Source material:

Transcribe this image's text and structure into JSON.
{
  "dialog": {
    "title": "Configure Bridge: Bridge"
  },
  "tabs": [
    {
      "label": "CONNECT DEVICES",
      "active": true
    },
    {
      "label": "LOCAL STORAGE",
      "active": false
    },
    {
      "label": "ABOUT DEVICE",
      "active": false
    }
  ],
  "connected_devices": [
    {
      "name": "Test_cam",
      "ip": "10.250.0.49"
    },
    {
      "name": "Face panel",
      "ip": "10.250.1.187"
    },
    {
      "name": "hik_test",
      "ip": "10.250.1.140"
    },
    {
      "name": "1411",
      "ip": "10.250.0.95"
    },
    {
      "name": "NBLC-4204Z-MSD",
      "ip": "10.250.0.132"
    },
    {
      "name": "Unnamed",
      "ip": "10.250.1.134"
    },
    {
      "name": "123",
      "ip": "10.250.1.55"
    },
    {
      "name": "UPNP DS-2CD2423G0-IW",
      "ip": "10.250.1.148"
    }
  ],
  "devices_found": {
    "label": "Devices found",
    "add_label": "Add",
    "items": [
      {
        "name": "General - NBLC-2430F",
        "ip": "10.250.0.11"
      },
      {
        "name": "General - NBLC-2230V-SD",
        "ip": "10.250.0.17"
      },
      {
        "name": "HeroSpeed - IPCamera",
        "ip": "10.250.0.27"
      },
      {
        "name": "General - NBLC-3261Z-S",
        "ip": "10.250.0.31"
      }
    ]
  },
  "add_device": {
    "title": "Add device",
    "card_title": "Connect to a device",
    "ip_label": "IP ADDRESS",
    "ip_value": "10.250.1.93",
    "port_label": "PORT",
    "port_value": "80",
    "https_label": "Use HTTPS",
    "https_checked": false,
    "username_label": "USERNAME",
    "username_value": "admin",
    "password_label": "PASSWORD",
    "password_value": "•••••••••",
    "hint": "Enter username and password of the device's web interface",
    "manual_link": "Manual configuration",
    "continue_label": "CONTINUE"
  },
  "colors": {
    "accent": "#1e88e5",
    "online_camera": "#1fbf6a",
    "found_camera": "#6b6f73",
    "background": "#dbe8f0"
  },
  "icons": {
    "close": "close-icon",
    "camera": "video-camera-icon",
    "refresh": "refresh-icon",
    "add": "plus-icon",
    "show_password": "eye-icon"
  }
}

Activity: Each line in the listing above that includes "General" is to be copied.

Result of this task:
        "name": "General - NBLC-2430F",
        "name": "General - NBLC-2230V-SD",
        "name": "General - NBLC-3261Z-S",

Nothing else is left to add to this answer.